up IOS, at least as far as the version running on its ISR
(integrated services router) is concerned. The router will also be able
to run third-party applications created using a Cisco SDK, the first
step in Cisco's attempt to replace servers with network infrastructure
devices. While IOS still isn't as open as Windows (let alone Linux, on
which it's based), it will allow customers to port their apps to the
ISR, reducing the need for branch office servers without backhauling
traffic to a data center.
Though Cisco has been the most vocal about its plans to move
into server territory, it isn't the first company to ship a platform
for running applications on a router. That honor went to 3com, whose OSN
(open service network) first shipped about a year ago, and since then
Riverbed has launched a similar initiative with WAN optimizers.
Architecturally, Cisco's product looks very similar to 3com's: Both
involve branch office routers, and neither place applications directly
on the router. Instead, apps run on a separate add-on module that's
essentially a (very) scaled-down blade server. Requiring a separate
module increases costs compared to the software-only approach of
competitor Riverbed, but it helps isolate apps from the routing
infrastructure while augmenting the router with the processor, memory
and hard drive necessary to run x86 code.
While 3com gets by with a single OSN module, Cisco has two separate
products thanks to the different expansion slots used by different ISR
models. Modules are available for the mid-to-high-end 1841, 2800 and
3800 ISRs, with memory capacities ranging from 256 MB to 2 GB. This
isn't much by server standards (or by any standards), but it's similar
to 3com's 1GB. Both are aimed very much at running services used by a
small workgroup at a branch office, not to virtualize entire datacenters.
Cisco's modules run what it describes as the AXP (application extension
platform), a new version of IOS built on a Linux foundation. This is

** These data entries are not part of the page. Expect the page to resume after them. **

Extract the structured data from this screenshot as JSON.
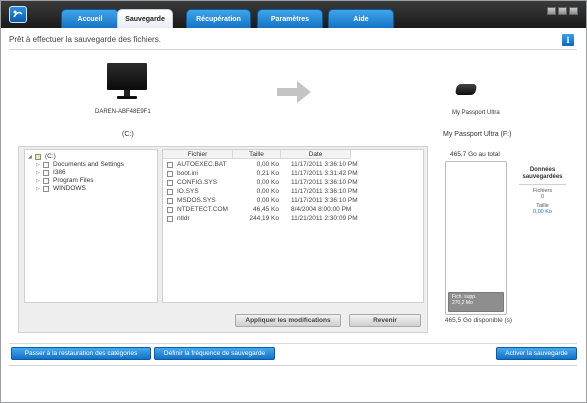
{
  "tabs": [
    {
      "label": "Accueil",
      "active": false
    },
    {
      "label": "Sauvegarde",
      "active": true
    },
    {
      "label": "Récupération",
      "active": false
    },
    {
      "label": "Paramètres",
      "active": false
    },
    {
      "label": "Aide",
      "active": false
    }
  ],
  "status": "Prêt à effectuer la sauvegarde des fichiers.",
  "info_icon": "i",
  "source": {
    "computer_name": "DAREN-ABF48E9F1",
    "drive_label": "(C:)",
    "tree": {
      "root": "(C:)",
      "items": [
        "Documents and Settings",
        "I386",
        "Program Files",
        "WINDOWS"
      ]
    },
    "files_header": {
      "name": "Fichier",
      "size": "Taille",
      "date": "Date"
    },
    "files": [
      {
        "name": "AUTOEXEC.BAT",
        "size": "0,00 Ko",
        "date": "11/17/2011 3:36:10 PM"
      },
      {
        "name": "boot.ini",
        "size": "0,21 Ko",
        "date": "11/17/2011 3:31:42 PM"
      },
      {
        "name": "CONFIG.SYS",
        "size": "0,00 Ko",
        "date": "11/17/2011 3:36:10 PM"
      },
      {
        "name": "IO.SYS",
        "size": "0,00 Ko",
        "date": "11/17/2011 3:36:10 PM"
      },
      {
        "name": "MSDOS.SYS",
        "size": "0,00 Ko",
        "date": "11/17/2011 3:36:10 PM"
      },
      {
        "name": "NTDETECT.COM",
        "size": "46,45 Ko",
        "date": "8/4/2004 8:00:00 PM"
      },
      {
        "name": "ntldr",
        "size": "244,19 Ko",
        "date": "11/21/2011 2:30:09 PM"
      }
    ],
    "apply_label": "Appliquer les modifications",
    "revert_label": "Revenir"
  },
  "destination": {
    "device_name": "My Passport Ultra",
    "drive_label": "My Passport Ultra (F:)",
    "total": "465,7 Go au total",
    "used_label": "Fich. supp.",
    "used_size": "270,2 Mo",
    "free": "465,5 Go disponible (s)",
    "used_fraction": 0.0006
  },
  "saved": {
    "title": "Données sauvegardées",
    "files_label": "Fichiers",
    "files_value": "0",
    "size_label": "Taille",
    "size_value": "0,00 Ko"
  },
  "actions": {
    "restore_categories": "Passer à la restauration des catégories",
    "set_frequency": "Définir la fréquence de sauvegarde",
    "activate": "Activer la sauvegarde"
  },
  "colors": {
    "accent": "#1a7fd6",
    "tab_active": "#ffffff",
    "titlebar": "#2a2a2a"
  }
}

designed to make porting apps to the module relatively easy, but the
presence of a Cisco proprietary layer means that the OS isn't identical
to any Linux distribution. At minimum, Linux apps need to be recompiled.
For them to usefully access the router's features, they also need to be
rewritten to use its APIs.